When my second child was born early and quite a bit underweight, my instinct to catastrophise went into overdrive. I bought so many disinfectant wipes, gels and sprays I should have had shares in Milton, and I also invested in a first-generation movement monitor that slotted in underneath his mattress and set off an alarm if he stopped moving.
While he thrived, I became more anxious, more deeply embedded in my state of hyper-vigilance. I hardly slept at all, waking at regular intervals to the dull buzzing of the monitor. Several heart-stopping false alarms, after he learned to roll off the mat and press himself against the edge of the cot, I could take it no more: I turned the thing off. And somehow, he survived.
When my third child came along three years ago, we invested in one of the video monitors that had, by then, become a routine part of every new parent’s survival kit. After we moved her into her own room, I spent weeks lying awake at night and staring at the monitor, watching her every movement, and willing her not to wake. By a happy twist of fate, it stopped working when she was a few months old and we never replaced it, opting for the time-worn method of leaving both doors open instead. Almost immediately, I started sleeping better, and – miraculously – so did she. Or maybe I just didn’t hear her anymore. But once again, somehow, she survived.
Lisa Kelly, a parent of two children, aged 6 and 4, had a similar experience, using a movement sensor which, she says “caused me no end of sleepless nights”.
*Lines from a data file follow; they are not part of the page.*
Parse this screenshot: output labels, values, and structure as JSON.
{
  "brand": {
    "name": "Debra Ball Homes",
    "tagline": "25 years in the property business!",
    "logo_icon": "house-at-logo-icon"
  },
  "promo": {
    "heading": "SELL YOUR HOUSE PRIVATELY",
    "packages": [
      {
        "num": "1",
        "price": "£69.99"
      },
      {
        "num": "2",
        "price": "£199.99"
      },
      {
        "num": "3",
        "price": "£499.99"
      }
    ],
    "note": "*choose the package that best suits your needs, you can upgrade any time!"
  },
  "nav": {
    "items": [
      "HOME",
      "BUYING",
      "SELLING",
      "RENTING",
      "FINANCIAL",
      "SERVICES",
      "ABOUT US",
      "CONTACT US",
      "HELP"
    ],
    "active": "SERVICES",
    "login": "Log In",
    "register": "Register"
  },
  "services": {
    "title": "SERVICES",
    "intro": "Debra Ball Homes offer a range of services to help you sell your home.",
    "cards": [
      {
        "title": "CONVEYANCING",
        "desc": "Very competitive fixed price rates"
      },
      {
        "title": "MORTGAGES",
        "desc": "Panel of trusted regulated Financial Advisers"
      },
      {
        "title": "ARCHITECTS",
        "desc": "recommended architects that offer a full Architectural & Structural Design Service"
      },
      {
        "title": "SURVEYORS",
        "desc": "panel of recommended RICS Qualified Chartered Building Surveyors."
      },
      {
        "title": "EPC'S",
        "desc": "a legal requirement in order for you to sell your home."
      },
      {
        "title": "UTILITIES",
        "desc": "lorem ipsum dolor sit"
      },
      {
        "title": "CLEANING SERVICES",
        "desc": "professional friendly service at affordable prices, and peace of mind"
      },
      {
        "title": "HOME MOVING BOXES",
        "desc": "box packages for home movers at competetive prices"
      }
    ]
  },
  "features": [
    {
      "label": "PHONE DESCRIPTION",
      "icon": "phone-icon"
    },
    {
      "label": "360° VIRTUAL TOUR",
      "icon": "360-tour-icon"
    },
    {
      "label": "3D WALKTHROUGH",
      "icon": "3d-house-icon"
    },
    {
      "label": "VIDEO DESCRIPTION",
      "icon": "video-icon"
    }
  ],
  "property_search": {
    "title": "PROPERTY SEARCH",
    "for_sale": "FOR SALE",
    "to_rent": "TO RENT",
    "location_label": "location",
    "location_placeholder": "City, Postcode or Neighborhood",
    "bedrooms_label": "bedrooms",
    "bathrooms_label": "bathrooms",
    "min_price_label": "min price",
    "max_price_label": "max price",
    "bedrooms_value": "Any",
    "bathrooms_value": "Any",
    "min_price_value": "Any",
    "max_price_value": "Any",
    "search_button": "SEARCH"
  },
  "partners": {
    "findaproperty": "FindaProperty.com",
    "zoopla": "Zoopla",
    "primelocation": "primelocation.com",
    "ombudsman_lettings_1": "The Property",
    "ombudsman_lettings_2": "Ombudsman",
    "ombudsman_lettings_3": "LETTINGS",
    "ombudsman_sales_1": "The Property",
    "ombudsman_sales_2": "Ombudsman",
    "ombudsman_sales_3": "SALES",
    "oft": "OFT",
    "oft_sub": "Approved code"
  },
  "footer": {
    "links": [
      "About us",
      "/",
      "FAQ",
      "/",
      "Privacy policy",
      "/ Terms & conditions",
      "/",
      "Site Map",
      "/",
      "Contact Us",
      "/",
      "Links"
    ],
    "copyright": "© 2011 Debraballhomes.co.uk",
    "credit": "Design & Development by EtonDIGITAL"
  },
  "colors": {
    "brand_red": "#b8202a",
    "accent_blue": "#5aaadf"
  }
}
“The movement sensor seems like a good idea, but we found it went off if the baby moved off the pad or held her breath, which caused us to jump out of bed in fright on several occasions when the alarm went off. We turned the pad off in the end.”
Kelly says she would be concerned about the security risks of wifi-enabled monitors “and the ability of third parties to access the image of the child and broadcast it over the internet”.
Control our fate
Psychotherapist and author of Bully-Proof Kids, Stella O’Malley, is more concerned about the psychological toll on parents. “It encourages the idea that if we relax for even a moment that our lives will come crashing down and tragedy will strike,” she says.
“Mass marketing is encouraging the lie that we can control our fate, that we can avoid accidents and remove the possibility of risk if we throw enough money at it. But we can’t. And vast amounts of gadgets won’t stop accidents happening – they generally add to our tension and stress.”
A parent herself, O’Malley says she used a standard, audio-only, non-video baby monitor for two weeks when her first child was born. “Within about two weeks, I turned it off and never used it again. I could hear my baby crying from a million miles away; those cries seared my heart and I would jump up and charge straight to her cot – I certainly didn’t need an amplified version of her cries right beside my bed to add to my heightened emotions.”
Joe Langan, who lives in Ashbourne, Co Meath, with his wife, Catherine McGillycuddy, and their seven-month-old daughter, Alice, disagrees. He says he is “a rational worrier. I think I very much associate risk with statistics. Having a baby monitor is very much tied up in assuaging that fear.”
He is a fan of the family’s Angelcare baby monitor, which includes a mattress sensor. “It definitely reassured us. We moved Alice into her own room after four months because, if anything, our sleeping was disturbing her. She’s done really well on her own and as the weeks of no problems rack up, the panicky feelings diminished.”
They removed the sensor pad after three months, but recently started using it again at seven months, because Alice often ends up asleep on her stomach. “We associate that – rightly or wrongly – with increased risk. And like the last time we used the sensor pad, the biggest risk ends up being our own foggy brains leading us to pick Alice up in the middle of the night to feed her, forgetting to switch off the pad, disturbing whatever calm we’d established up to that point.”
But he stopped short at enabling the feature on the monitor that makes it beep every three seconds to confirm that all is well.
“That’s a level of paranoia a lot of new parents could relate to, but I think it also has the potential to be a real hindrance. Striking a balance between what you can control with technology and what you should control is vital for your own sanity.”